Source records
+++++

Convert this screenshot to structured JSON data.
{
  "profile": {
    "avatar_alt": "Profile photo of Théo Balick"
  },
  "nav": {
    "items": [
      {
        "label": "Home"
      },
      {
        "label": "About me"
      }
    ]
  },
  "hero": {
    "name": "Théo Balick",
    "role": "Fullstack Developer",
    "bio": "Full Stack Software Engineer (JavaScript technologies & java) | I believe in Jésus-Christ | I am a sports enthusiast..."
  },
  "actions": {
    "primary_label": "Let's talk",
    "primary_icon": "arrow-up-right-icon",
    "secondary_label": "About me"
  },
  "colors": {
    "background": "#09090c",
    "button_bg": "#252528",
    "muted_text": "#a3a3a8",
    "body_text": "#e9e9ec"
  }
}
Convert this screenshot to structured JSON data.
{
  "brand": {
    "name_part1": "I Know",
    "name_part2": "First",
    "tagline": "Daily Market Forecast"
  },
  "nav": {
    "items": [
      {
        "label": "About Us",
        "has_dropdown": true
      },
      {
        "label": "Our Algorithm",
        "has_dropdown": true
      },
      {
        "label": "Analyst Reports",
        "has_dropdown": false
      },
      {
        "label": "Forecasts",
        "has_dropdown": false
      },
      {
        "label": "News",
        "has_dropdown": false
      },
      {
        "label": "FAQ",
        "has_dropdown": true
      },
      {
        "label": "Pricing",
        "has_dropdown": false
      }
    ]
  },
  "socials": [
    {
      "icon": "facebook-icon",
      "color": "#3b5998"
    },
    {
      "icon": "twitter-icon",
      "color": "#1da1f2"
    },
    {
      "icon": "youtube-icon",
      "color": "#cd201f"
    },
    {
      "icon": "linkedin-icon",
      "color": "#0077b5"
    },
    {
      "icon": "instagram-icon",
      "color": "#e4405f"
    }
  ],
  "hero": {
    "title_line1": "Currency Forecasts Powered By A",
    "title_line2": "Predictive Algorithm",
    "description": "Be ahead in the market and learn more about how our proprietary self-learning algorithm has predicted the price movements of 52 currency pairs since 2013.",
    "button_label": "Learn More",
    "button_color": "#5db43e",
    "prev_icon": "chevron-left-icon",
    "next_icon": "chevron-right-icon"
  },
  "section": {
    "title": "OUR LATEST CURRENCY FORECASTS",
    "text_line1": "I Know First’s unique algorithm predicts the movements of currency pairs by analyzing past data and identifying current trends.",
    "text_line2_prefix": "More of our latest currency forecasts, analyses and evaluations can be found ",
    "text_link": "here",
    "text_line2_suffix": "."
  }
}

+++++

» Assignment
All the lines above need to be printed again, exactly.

» Result of the exercise
Convert this screenshot to structured JSON data.
{
  "profile": {
    "avatar_alt": "Profile photo of Théo Balick"
  },
  "nav": {
    "items": [
      {
        "label": "Home"
      },
      {
        "label": "About me"
      }
    ]
  },
  "hero": {
    "name": "Théo Balick",
    "role": "Fullstack Developer",
    "bio": "Full Stack Software Engineer (JavaScript technologies & java) | I believe in Jésus-Christ | I am a sports enthusiast..."
  },
  "actions": {
    "primary_label": "Let's talk",
    "primary_icon": "arrow-up-right-icon",
    "secondary_label": "About me"
  },
  "colors": {
    "background": "#09090c",
    "button_bg": "#252528",
    "muted_text": "#a3a3a8",
    "body_text": "#e9e9ec"
  }
}
Convert this screenshot to structured JSON data.
{
  "brand": {
    "name_part1": "I Know",
    "name_part2": "First",
    "tagline": "Daily Market Forecast"
  },
  "nav": {
    "items": [
      {
        "label": "About Us",
        "has_dropdown": true
      },
      {
        "label": "Our Algorithm",
        "has_dropdown": true
      },
      {
        "label": "Analyst Reports",
        "has_dropdown": false
      },
      {
        "label": "Forecasts",
        "has_dropdown": false
      },
      {
        "label": "News",
        "has_dropdown": false
      },
      {
        "label": "FAQ",
        "has_dropdown": true
      },
      {
        "label": "Pricing",
        "has_dropdown": false
      }
    ]
  },
  "socials": [
    {
      "icon": "facebook-icon",
      "color": "#3b5998"
    },
    {
      "icon": "twitter-icon",
      "color": "#1da1f2"
    },
    {
      "icon": "youtube-icon",
      "color": "#cd201f"
    },
    {
      "icon": "linkedin-icon",
      "color": "#0077b5"
    },
    {
      "icon": "instagram-icon",
      "color": "#e4405f"
    }
  ],
  "hero": {
    "title_line1": "Currency Forecasts Powered By A",
    "title_line2": "Predictive Algorithm",
    "description": "Be ahead in the market and learn more about how our proprietary self-learning algorithm has predicted the price movements of 52 currency pairs since 2013.",
    "button_label": "Learn More",
    "button_color": "#5db43e",
    "prev_icon": "chevron-left-icon",
    "next_icon": "chevron-right-icon"
  },
  "section": {
    "title": "OUR LATEST CURRENCY FORECASTS",
    "text_line1": "I Know First’s unique algorithm predicts the movements of currency pairs by analyzing past data and identifying current trends.",
    "text_line2_prefix": "More of our latest currency forecasts, analyses and evaluations can be found ",
    "text_link": "here",
    "text_line2_suffix": "."
  }
}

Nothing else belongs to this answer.